Understanding Hair Porosity: What Is It, How To Identify It, And Why Does It Matter?
Updated: Feb 8
Do you ever find yourself wondering why some hair products work perfectly on you while others don't? In this article, let’s look at what hair porosity is, how to identify it, and why it matters.
Introduction to Hair Porosity
Hair porosity refers to the ability of your hair to absorb and retain moisture. It is determined by the structure of your hair’s cuticle, which is the outermost layer of your hair. The cuticle is made up of overlapping scales that can be either open or closed.
If your cuticle is open, your hair will be more porous and therefore more susceptible to damage from heat, chemicals, and styling. However, this also means that your hair will be able to absorb more moisture, which can be beneficial if you have dry or brittle hair.
If your cuticle is closed, your hair will be less porous and therefore more resistant to damage. This also means that it will be more difficult for your hair to absorb moisture, which can be a problem if you have oily or fine hair.
Knowing your hair porosity can help you choose the right products and styles for your individual needs. If you have high porosity hair, for example, you may need to use different conditioners and styling products than someone with low porosity hair. You may also need to take special care to avoid damaging your hair with heat or chemicals.
Types of Hair Porosity
1. Low Porosity Hair
Low porosity hair has tightly bound cuticles. This type of hair is resistant to moisture and doesn't absorb products well. If your hair feels "coated" after using products, or takes a long time to dry, you have low porosity hair.
2. Medium Porosity Hair
Medium porosity hair has moderately open cuticles. This type of hair absorbs products well and is easy to style. If your hair dries quickly and holds styles well, you have medium porosity hair.
3. High Porosity Hair
High porosity hair has very open cuticles. This type of hair absorbs moisture and products easily, but can also be prone to frizz and tangles. If your hair often feels dry and damaged, or if it's hard to manage, you have high porosity hair.
Factors That Affect Hair Porosity
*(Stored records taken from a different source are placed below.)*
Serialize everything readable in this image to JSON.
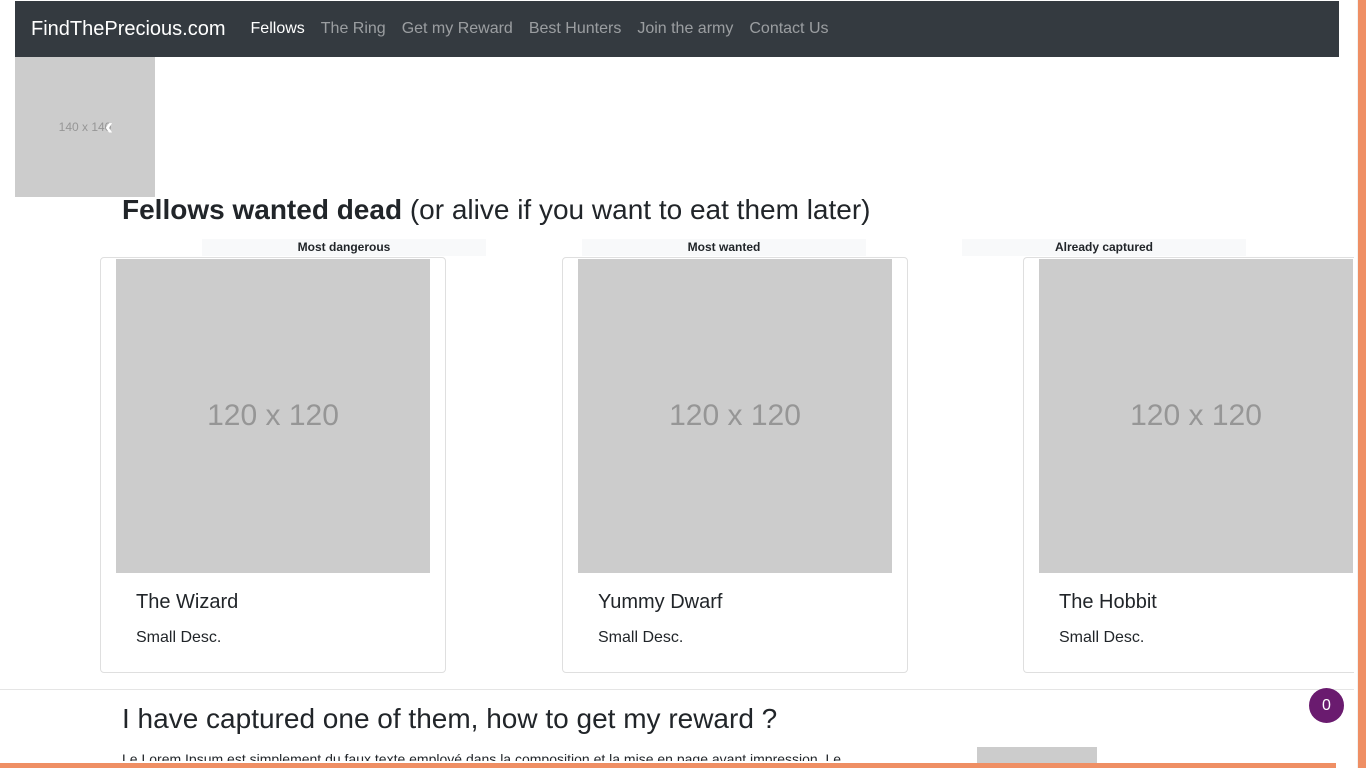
{
  "navbar": {
    "brand": "FindThePrecious.com",
    "links": [
      {
        "label": "Fellows",
        "active": true
      },
      {
        "label": "The Ring",
        "active": false
      },
      {
        "label": "Get my Reward",
        "active": false
      },
      {
        "label": "Best Hunters",
        "active": false
      },
      {
        "label": "Join the army",
        "active": false
      },
      {
        "label": "Contact Us",
        "active": false
      }
    ]
  },
  "carousel": {
    "placeholder": "140 x 140",
    "prev_icon": "chevron-left-icon"
  },
  "section1": {
    "title_strong": "Fellows wanted dead",
    "title_rest": " (or alive if you want to eat them later)",
    "cards": [
      {
        "badge": "Most dangerous",
        "image_text": "120 x 120",
        "title": "The Wizard",
        "desc": "Small Desc."
      },
      {
        "badge": "Most wanted",
        "image_text": "120 x 120",
        "title": "Yummy Dwarf",
        "desc": "Small Desc."
      },
      {
        "badge": "Already captured",
        "image_text": "120 x 120",
        "title": "The Hobbit",
        "desc": "Small Desc."
      }
    ]
  },
  "section2": {
    "title": "I have captured one of them, how to get my reward ?",
    "paragraph": "Le Lorem Ipsum est simplement du faux texte employé dans la composition et la mise en page avant impression. Le"
  },
  "cart": {
    "count": "0"
  },
  "colors": {
    "navbar": "#343a40",
    "accent": "#ef8f64",
    "badge": "#6a1b6f"
  }
}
There are multiple factors that can affect hair porosity.
- The type of hair: Curly or kinky hair is generally more porous than straight hair. This is because the cuticle (outer layer of the hair) is raised and open, which makes it easier for moisture and products to penetrate the hair shaft.
- Damage: Damaged hair is also more porous than healthy hair. This can be due to physical damage (such as from heat styling or chemical processing) or environmental damage (such as from UV exposure).
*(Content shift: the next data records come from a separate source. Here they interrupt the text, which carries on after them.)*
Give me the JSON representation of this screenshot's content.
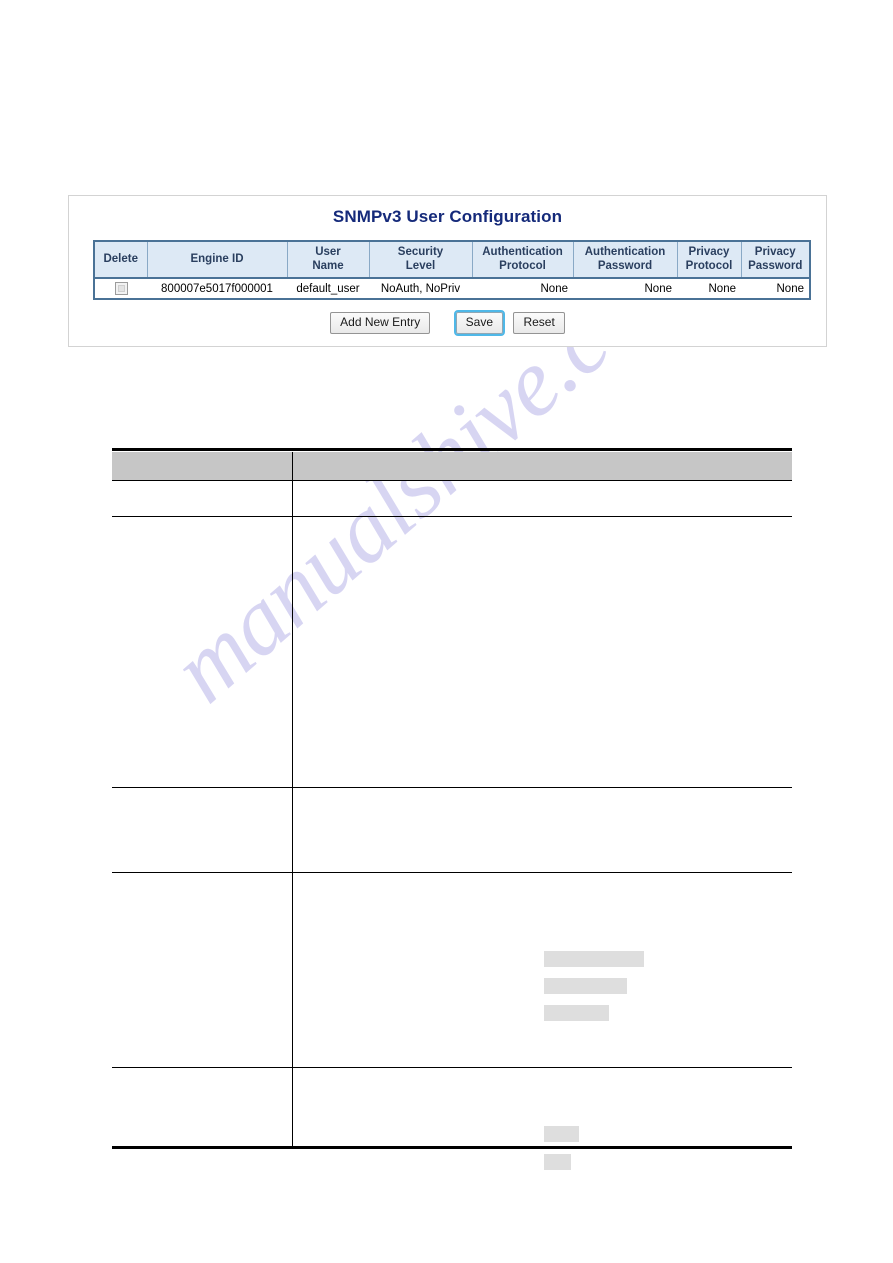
{
  "page": {
    "background_color": "#ffffff",
    "watermark_text": "manualshive.com",
    "watermark_color": "#c9c6ee"
  },
  "snmp_panel": {
    "title": "SNMPv3 User Configuration",
    "title_color": "#152a7a",
    "border_color": "#d3d3d3",
    "table": {
      "border_color": "#4a7296",
      "header_bg": "#dde9f5",
      "columns": [
        {
          "label_line1": "Delete",
          "label_line2": ""
        },
        {
          "label_line1": "Engine ID",
          "label_line2": ""
        },
        {
          "label_line1": "User",
          "label_line2": "Name"
        },
        {
          "label_line1": "Security",
          "label_line2": "Level"
        },
        {
          "label_line1": "Authentication",
          "label_line2": "Protocol"
        },
        {
          "label_line1": "Authentication",
          "label_line2": "Password"
        },
        {
          "label_line1": "Privacy",
          "label_line2": "Protocol"
        },
        {
          "label_line1": "Privacy",
          "label_line2": "Password"
        }
      ],
      "rows": [
        {
          "delete_checked": false,
          "engine_id": "800007e5017f000001",
          "user_name": "default_user",
          "security_level": "NoAuth, NoPriv",
          "auth_protocol": "None",
          "auth_password": "None",
          "privacy_protocol": "None",
          "privacy_password": "None"
        }
      ]
    },
    "buttons": {
      "add_new_entry": "Add New Entry",
      "save": "Save",
      "reset": "Reset",
      "focused": "Save",
      "focus_outline_color": "#4fb8e8"
    }
  },
  "doc_table": {
    "header_bg": "#c6c6c6",
    "rule_color": "#000000",
    "header": {
      "col1": "",
      "col2": ""
    },
    "rows": [
      {
        "col1": "",
        "col2": ""
      },
      {
        "col1": "",
        "col2": ""
      },
      {
        "col1": "",
        "col2": ""
      },
      {
        "col1": "",
        "col2": ""
      },
      {
        "col1": "",
        "col2": ""
      }
    ],
    "placeholder_color": "#dedede"
  }
}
- Age: As we age, our hair follicles produce less keratin, which makes our hair weaker and more prone to damage. This leads to increased porosity.
- Health: Poor overall health can also lead to increased hair porosity. Conditions like anemia or thyroid problems can cause our hair to be weak and brittle, making it more susceptible to damage.
Understanding your porosity can help you choose the right products and treatments for your hair type. Knowing your porosity can help you to plan better hairstyles based on weather conditions and activities.
How do I treat my porosity?
Low porosity hair
Use light water-based styling products
Steam treatments and heating caps work best
Keep styling products away from the scalp
Keep sections thin when styling
Keep the thermostat on styling tools below 400 degrees
Medium porosity hair
Maintain a good conditioning routine
Detangle gently and take care when styling
Keep styling products light and focus on applying on the mid-strand to the ends of the hair
High porosity hair
Use masks in lieu of conditioners
Use apple cider vinegar or lemon juice to help close the cuticle
Use cream detanglers or leave-in conditioners
Be gentle when manipulating and styling
Understanding your hair's porosity can be an invaluable tool in helping you to choose the best products and treatments for maximum results. All hair is different and what works for one person may not work as well for another. We recommend doing a simple strand test at home to determine your hair’s porosity level. This information will help you to make informed decisions about which products, styling techniques, and treatments will give you the best possible results with minimal damage. You can keep your hair healthy, strong, and beautiful!